Prost Grand Prix
Alain Prost with Lionel Jospin and Marie-George BuffetIn 1997 he bought the Ligier F1 team and renamed it Prost Grand Prix. Of course, great drivers don't necessarily make great businessmen and so it proved to be with four times world champion Alain Prost. The tens of millions needed to keep the team afloat just were not forthcoming once key sponsors dropped out. In the end nothing could save the ailing team and it went into liquidation in early 2002.

After Prost Grand Prix
Recently, Prost has returned to competition as a driver in ice races. He was linked to the new Grand Prix Masters Series, but declined the invitation. Ex-rival Nigel Mansell has laid down the gauntlet by suggesting that Prost should take part. Prost has also competed in the French GT Championship, driving a Chrysler Viper shared with Jean-Pierre Jabouille.

Both during and after his racing career Prost received many honours, including: Legion d'Honneur (France, 1985), the Champion of Champions award (Grand Prix Former Drivers' Club, 1988), an OBE (Britain, 1993), and induction into the International Motorsports Hall of Fame (1999).

Throughout his career Prost also earned a set of nicknames; "The Professor" and "The Calculator" (owing to his smooth driving style - which strongly contrasted with more dramatic drivers such as Senna, and his carefully considered approach to race tactics), "The King of Rio" (Prost won six times in Brazil; five in Rio de Janeiro) and "Fast Son of a Bitch" (Coined by Niki Lauda).

Outside of racing cars, Prost is a road cycling enthusiast, and has helped design bicycle frames for the French framebuilder Cyfac. Prost now lives with his wife, Anne-Marie, and two sons Nicolas and Sacha in Nyon, Switzerland.


Last Updated on Friday, 15 February 2008 20:20

2011 Driver table

  1. 0 Sebastian Vettel 
  2. 0 Fernando Alonso
  3. 0 Mark Webber
  4. 0 Lewis Hamilton

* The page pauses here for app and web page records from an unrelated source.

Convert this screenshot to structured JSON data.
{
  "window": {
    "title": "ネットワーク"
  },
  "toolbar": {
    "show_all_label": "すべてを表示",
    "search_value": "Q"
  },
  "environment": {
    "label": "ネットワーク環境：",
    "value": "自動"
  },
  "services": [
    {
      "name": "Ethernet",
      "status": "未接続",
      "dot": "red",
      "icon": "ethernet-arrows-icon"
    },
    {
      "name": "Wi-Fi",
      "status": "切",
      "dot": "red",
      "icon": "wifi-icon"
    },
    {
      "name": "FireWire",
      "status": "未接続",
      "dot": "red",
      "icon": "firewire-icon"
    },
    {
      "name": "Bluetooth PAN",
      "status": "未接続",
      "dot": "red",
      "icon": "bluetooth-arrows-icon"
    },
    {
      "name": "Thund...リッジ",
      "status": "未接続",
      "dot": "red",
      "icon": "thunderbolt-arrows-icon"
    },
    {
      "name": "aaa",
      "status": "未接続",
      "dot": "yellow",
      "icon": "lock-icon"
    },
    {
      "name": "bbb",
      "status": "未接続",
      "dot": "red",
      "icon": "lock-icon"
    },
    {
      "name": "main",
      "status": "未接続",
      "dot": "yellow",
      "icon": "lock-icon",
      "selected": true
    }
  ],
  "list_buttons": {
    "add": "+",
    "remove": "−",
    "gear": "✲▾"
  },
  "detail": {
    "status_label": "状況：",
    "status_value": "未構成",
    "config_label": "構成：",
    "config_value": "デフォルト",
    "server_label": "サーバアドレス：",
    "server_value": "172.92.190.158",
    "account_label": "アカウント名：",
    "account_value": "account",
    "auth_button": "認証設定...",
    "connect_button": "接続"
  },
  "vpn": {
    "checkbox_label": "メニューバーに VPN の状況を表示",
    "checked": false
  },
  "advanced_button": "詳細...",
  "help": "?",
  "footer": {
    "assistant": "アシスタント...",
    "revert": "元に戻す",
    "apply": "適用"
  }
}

2011 Constructors table

  1. 0 RBR-Renault
  2. 0 McLaren-Mercedes
  3. 0 Ferrari
  4. 0 Mercedes GP


Need to know

  1. Formula 1 lexicon
  2. Without Traction Control
  3. Logistics of Formula
  4. Rain - adapt to win